Assignment
Looking at the entries below, state how many lines contain the word "Рисунок". Give the number alone.

Task material

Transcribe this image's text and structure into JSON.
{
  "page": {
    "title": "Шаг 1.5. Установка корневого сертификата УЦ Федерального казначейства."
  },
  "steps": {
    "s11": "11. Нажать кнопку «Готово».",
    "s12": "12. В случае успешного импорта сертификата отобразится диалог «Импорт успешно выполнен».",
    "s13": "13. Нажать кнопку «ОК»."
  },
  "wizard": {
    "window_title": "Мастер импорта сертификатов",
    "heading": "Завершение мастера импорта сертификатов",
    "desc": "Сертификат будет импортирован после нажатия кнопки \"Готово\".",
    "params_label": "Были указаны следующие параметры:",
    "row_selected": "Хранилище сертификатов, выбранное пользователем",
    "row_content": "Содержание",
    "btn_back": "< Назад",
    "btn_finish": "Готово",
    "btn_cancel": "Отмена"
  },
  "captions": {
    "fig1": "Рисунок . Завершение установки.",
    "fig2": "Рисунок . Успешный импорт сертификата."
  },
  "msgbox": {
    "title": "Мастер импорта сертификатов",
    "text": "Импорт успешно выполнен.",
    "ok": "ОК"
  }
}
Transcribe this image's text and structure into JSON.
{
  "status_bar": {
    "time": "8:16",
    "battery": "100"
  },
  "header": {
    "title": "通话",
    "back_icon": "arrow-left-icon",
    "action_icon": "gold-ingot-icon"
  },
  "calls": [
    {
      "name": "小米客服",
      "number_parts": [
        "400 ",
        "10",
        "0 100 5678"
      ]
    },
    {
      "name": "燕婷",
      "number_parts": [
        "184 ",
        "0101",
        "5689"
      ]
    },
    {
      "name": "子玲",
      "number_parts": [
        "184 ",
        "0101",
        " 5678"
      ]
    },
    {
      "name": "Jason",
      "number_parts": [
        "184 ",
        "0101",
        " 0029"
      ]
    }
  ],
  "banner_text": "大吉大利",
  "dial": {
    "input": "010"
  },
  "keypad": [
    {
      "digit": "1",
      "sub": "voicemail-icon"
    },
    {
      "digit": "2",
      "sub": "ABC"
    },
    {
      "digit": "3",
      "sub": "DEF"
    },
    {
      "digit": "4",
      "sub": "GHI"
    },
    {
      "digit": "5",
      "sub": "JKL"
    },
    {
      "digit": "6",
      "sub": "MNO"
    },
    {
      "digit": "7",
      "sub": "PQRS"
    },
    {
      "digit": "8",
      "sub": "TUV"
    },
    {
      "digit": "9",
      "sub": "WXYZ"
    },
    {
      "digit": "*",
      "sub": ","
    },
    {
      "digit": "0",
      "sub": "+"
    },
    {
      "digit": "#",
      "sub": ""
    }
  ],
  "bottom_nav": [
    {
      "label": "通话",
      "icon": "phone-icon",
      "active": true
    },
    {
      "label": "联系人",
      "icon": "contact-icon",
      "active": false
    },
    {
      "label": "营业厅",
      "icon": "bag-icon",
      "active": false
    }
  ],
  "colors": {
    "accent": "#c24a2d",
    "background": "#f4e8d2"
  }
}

Exercise answer
2